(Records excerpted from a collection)
##########

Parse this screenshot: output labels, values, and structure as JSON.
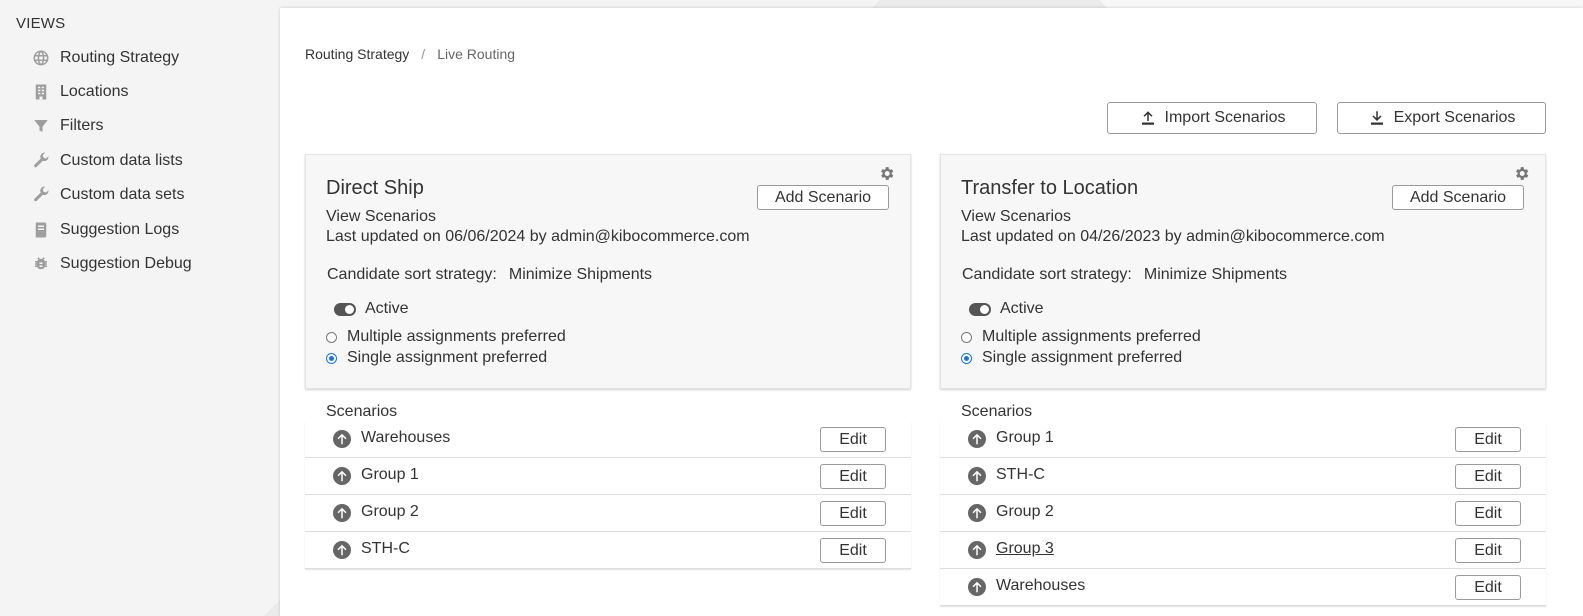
{
  "sidebar": {
    "title": "VIEWS",
    "items": [
      {
        "label": "Routing Strategy",
        "icon": "globe-icon"
      },
      {
        "label": "Locations",
        "icon": "building-icon"
      },
      {
        "label": "Filters",
        "icon": "funnel-icon"
      },
      {
        "label": "Custom data lists",
        "icon": "wrench-icon"
      },
      {
        "label": "Custom data sets",
        "icon": "wrench-icon"
      },
      {
        "label": "Suggestion Logs",
        "icon": "book-icon"
      },
      {
        "label": "Suggestion Debug",
        "icon": "bug-icon"
      }
    ]
  },
  "breadcrumb": {
    "root": "Routing Strategy",
    "separator": "/",
    "current": "Live Routing"
  },
  "toolbar": {
    "import_label": "Import Scenarios",
    "export_label": "Export Scenarios"
  },
  "cards": [
    {
      "title": "Direct Ship",
      "add_label": "Add Scenario",
      "view_label": "View Scenarios",
      "updated": "Last updated on 06/06/2024 by admin@kibocommerce.com",
      "sort_label": "Candidate sort strategy:",
      "sort_value": "Minimize Shipments",
      "active_label": "Active",
      "radio_multiple": "Multiple assignments preferred",
      "radio_single": "Single assignment preferred",
      "scenarios_label": "Scenarios",
      "scenarios": [
        {
          "name": "Warehouses",
          "edit": "Edit"
        },
        {
          "name": "Group 1",
          "edit": "Edit"
        },
        {
          "name": "Group 2",
          "edit": "Edit"
        },
        {
          "name": "STH-C",
          "edit": "Edit"
        }
      ]
    },
    {
      "title": "Transfer to Location",
      "add_label": "Add Scenario",
      "view_label": "View Scenarios",
      "updated": "Last updated on 04/26/2023 by admin@kibocommerce.com",
      "sort_label": "Candidate sort strategy:",
      "sort_value": "Minimize Shipments",
      "active_label": "Active",
      "radio_multiple": "Multiple assignments preferred",
      "radio_single": "Single assignment preferred",
      "scenarios_label": "Scenarios",
      "scenarios": [
        {
          "name": "Group 1",
          "edit": "Edit"
        },
        {
          "name": "STH-C",
          "edit": "Edit"
        },
        {
          "name": "Group 2",
          "edit": "Edit"
        },
        {
          "name": "Group 3",
          "edit": "Edit",
          "underlined": true
        },
        {
          "name": "Warehouses",
          "edit": "Edit"
        }
      ]
    }
  ],
  "colors": {
    "radio_selected": "#1a73e8",
    "toggle_on": "#555555"
  }
}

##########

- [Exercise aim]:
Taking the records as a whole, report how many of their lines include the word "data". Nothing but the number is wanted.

- [Answer box]:
2